It’s outrageous and disgusting because, as Col. Nathan R. Jessup would say, they can’t handle the truth. During times of universal deceit, telling the truth is worse than revolutionary; it’s uncivilized. Nekulturny, as the Russians would say.

Moreover, as Pope Benedict said so well in Caritas in Veritate, “To defend the truth, to articulate it with humility and conviction, and to bear witness to it in life are … exacting and indispensable forms of charity.” It’s a form of charity that heaps coals of fire upon their heads (Prv 25:21-22; cf. Rom 12:19-21).

This gives us a key to a useful strategy. It’s taken for granted that the “culture of death” won key SCOTUS battles over flag-burning, obscenity and pornography laws by contending that illegalizing these practices violated their free-speech rights. In winning these battles, however, the “culture of death” has beaten down a path for us to follow.

In “Exposing Euthanasia through the Arts”, Barbara Nicolosi has laid down some general principles for winning the propaganda battle over euthanasia: 1) Using the media (so far as Hollywood’s liberal bias currently allows) to slip “culture of life” messages into the public consciousness; 2) Using the language on our own terms, with our own terms; and 3) Aggressively exposing the deceptions and lies of the culture of death relentlessly.

Furthermore, though, in the court battles that will eventually come, we need to re-forge the connection between freedom of religion and freedom of speech inherent in the First Amendment.
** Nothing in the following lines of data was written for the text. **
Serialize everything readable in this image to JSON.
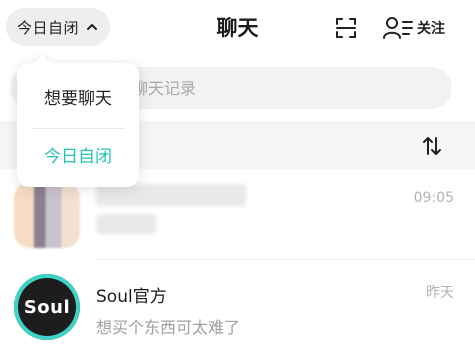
{
  "header": {
    "status_label": "今日自闭",
    "title": "聊天",
    "contacts_label": "关注"
  },
  "search": {
    "placeholder": "搜索昵称或者聊天记录",
    "visible_fragment": "或者聊天记录"
  },
  "status_menu": {
    "items": [
      {
        "label": "想要聊天",
        "selected": false
      },
      {
        "label": "今日自闭",
        "selected": true
      }
    ]
  },
  "list": {
    "section_title_fragment": "",
    "chats": [
      {
        "name": "",
        "preview": "",
        "time": "09:05",
        "avatar": "blurred-photo"
      },
      {
        "name": "Soul官方",
        "preview": "想买个东西可太难了",
        "time": "昨天",
        "avatar_text": "Soul"
      }
    ]
  },
  "colors": {
    "accent": "#25c3b7",
    "soul_ring": "#3fd3c7",
    "pill_bg": "#eeeeee",
    "search_bg": "#f2f2f2",
    "section_bg": "#f5f5f5"
  },
  "icons": [
    "chevron-up-icon",
    "scan-icon",
    "contacts-icon",
    "sort-icon"
  ]
}
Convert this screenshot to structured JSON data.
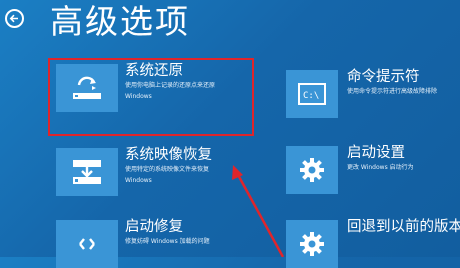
{
  "page": {
    "title": "高级选项"
  },
  "options": [
    {
      "label": "系统还原",
      "desc_line1": "使用你电脑上记录的还原点来还原",
      "desc_line2": "Windows",
      "icon": "system-restore-icon"
    },
    {
      "label": "系统映像恢复",
      "desc_line1": "使用特定的系统映像文件来恢复",
      "desc_line2": "Windows",
      "icon": "system-image-icon"
    },
    {
      "label": "启动修复",
      "desc_line1": "修复妨碍 Windows 加载的问题",
      "desc_line2": "",
      "icon": "startup-repair-icon"
    },
    {
      "label": "命令提示符",
      "desc_line1": "使用命令提示符进行高级故障排除",
      "desc_line2": "",
      "icon": "command-prompt-icon"
    },
    {
      "label": "启动设置",
      "desc_line1": "更改 Windows 启动行为",
      "desc_line2": "",
      "icon": "gear-icon"
    },
    {
      "label": "回退到以前的版本",
      "desc_line1": "",
      "desc_line2": "",
      "icon": "gear-icon"
    }
  ],
  "colors": {
    "background": "#1566aa",
    "tile": "#3a95d6",
    "highlight": "#e0252b"
  }
}
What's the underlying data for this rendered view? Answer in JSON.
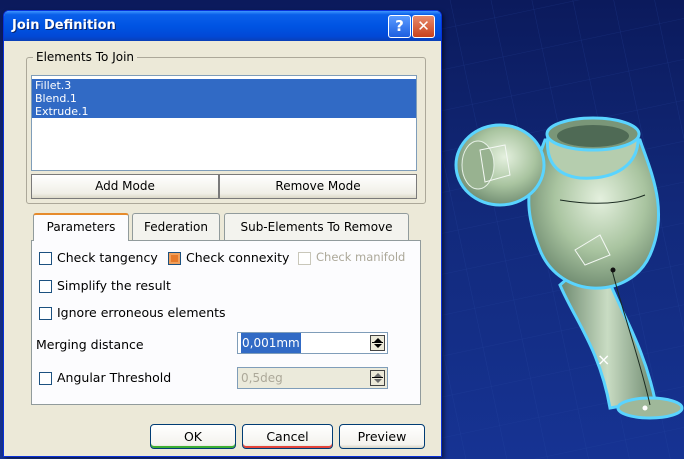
{
  "window": {
    "title": "Join Definition",
    "help_glyph": "?",
    "close_glyph": "✕"
  },
  "elements_group": {
    "label": "Elements To Join",
    "items": [
      "Fillet.3",
      "Blend.1",
      "Extrude.1"
    ],
    "add_mode_label": "Add Mode",
    "remove_mode_label": "Remove Mode"
  },
  "tabs": [
    {
      "label": "Parameters",
      "active": true
    },
    {
      "label": "Federation",
      "active": false
    },
    {
      "label": "Sub-Elements To Remove",
      "active": false
    }
  ],
  "parameters": {
    "check_tangency": {
      "label": "Check tangency",
      "checked": false,
      "enabled": true
    },
    "check_connexity": {
      "label": "Check connexity",
      "checked": true,
      "enabled": true
    },
    "check_manifold": {
      "label": "Check manifold",
      "checked": false,
      "enabled": false
    },
    "simplify": {
      "label": "Simplify the result",
      "checked": false
    },
    "ignore_erroneous": {
      "label": "Ignore erroneous elements",
      "checked": false
    },
    "merging_distance": {
      "label": "Merging distance",
      "value": "0,001mm"
    },
    "angular_threshold": {
      "label": "Angular Threshold",
      "checked": false,
      "value": "0,5deg"
    }
  },
  "buttons": {
    "ok": "OK",
    "cancel": "Cancel",
    "preview": "Preview"
  },
  "viewport": {
    "marker": "×",
    "colors": {
      "background": "#12297a",
      "part_fill": "#a9c4a0",
      "highlight": "#5ad4ff"
    }
  }
}
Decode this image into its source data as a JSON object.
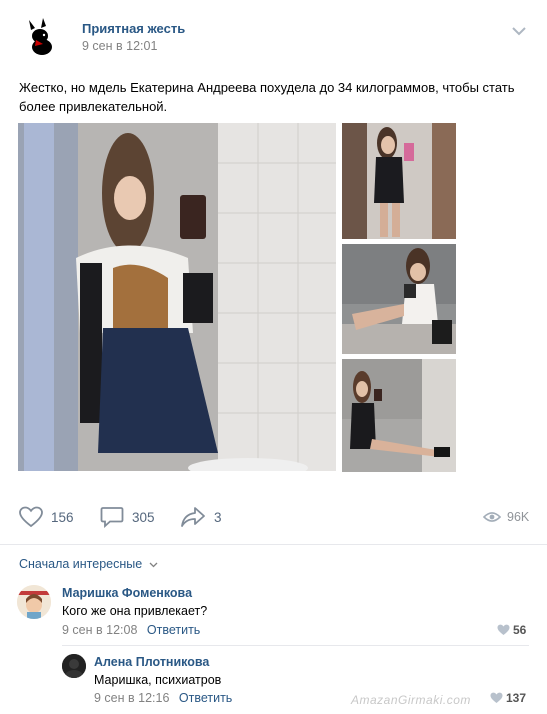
{
  "post": {
    "group_name": "Приятная жесть",
    "date": "9 сен в 12:01",
    "text": "Жестко, но мдель Екатерина Андреева похудела до 34 килограммов, чтобы стать более привлекательной."
  },
  "actions": {
    "likes": "156",
    "comments": "305",
    "shares": "3",
    "views": "96K"
  },
  "comments": {
    "sort_label": "Сначала интересные",
    "items": [
      {
        "author": "Маришка Фоменкова",
        "text": "Кого же она привлекает?",
        "date": "9 сен в 12:08",
        "reply_label": "Ответить",
        "likes": "56"
      },
      {
        "author": "Алена Плотникова",
        "text": "Маришка, психиатров",
        "date": "9 сен в 12:16",
        "reply_label": "Ответить",
        "likes": "137"
      }
    ]
  },
  "colors": {
    "link": "#2a5885",
    "meta": "#828282",
    "action": "#55677d"
  },
  "watermark": "AmazanGirmaki.com"
}
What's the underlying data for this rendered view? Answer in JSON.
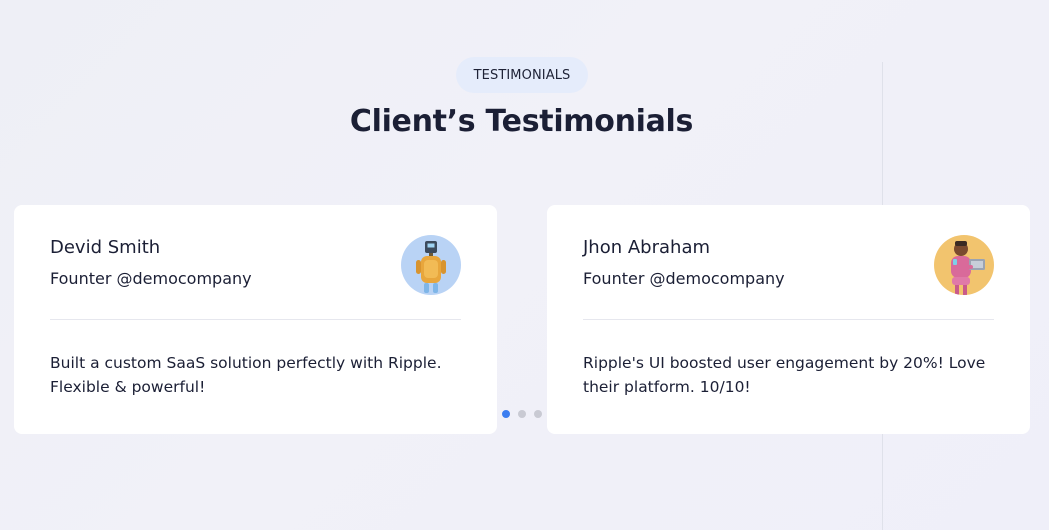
{
  "section": {
    "badge": "TESTIMONIALS",
    "title": "Client’s Testimonials"
  },
  "testimonials": [
    {
      "name": "Devid Smith",
      "role": "Founter @democompany",
      "quote": "Built a custom SaaS solution perfectly with Ripple. Flexible & powerful!",
      "avatar_icon": "robot-avatar-icon",
      "avatar_bg": "#b9d3f5"
    },
    {
      "name": "Jhon Abraham",
      "role": "Founter @democompany",
      "quote": "Ripple's UI boosted user engagement by 20%! Love their platform. 10/10!",
      "avatar_icon": "person-laptop-avatar-icon",
      "avatar_bg": "#f2c46e"
    }
  ],
  "carousel": {
    "slides": 3,
    "active_index": 0
  },
  "colors": {
    "accent": "#3b7df0",
    "badge_bg": "#e5ecfb",
    "text": "#1b1f35"
  }
}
Without freedom of speech there is no true freedom of religion; without freedom of speech, people of religion are locked out of the public square, unable to participate in the democratic process. In other words, we use the considerable body of case law built up to defend offensive speech and put it to work in defense of the truth.

Does all this look familiar? It should.

While you can find Herb Brooks’ pre-game inspirational speech from the movie Miracle in several places on YouTube, what you won’t find is another speech Kurt Russell made halfway through the picture, in the team film room. In that scene, Brooks tells the team that they can beat the Russians using their own style of hockey: “We take their game, and we shove it back in their faces.”

And that’s what we need to do. We take their game, combine it with charity in truth, and we beat them with it.

In the last essay of his series on God and human dignity, Jeffrey Mirus writes:

I began … by asking why anyone would want to keep God out of his account of reality, his account of his own nature, destiny and innate dignity. The answer, of course, is one with which we are all familiar. Each of us has, at one time or another, wasted a great deal of time and energy in obscuring, denying or altering what we know deep down to be true. Every time we rationalize away a personal shortcoming or a guilty desire, we engage in the same pattern of behavior that is systematically illustrated by atheists and Modernists.

We have to realize that whatever we say, the progressives will be outraged not because it’s based on hate but because it’s the truth. They will dislike it because it’ll expose the evil for what it is; they’ll dislike it because exposing the evil will cast an implicit judgment on their souls, as they rediscover the reality of sin.

We don’t have to lie paralyzed as the culture of death seeps in through osmosis. We need to take the offensive, and accept that it will be offensive. We should just tell them what they told us:

“Get used to it.”

Truth does occasionally hurt.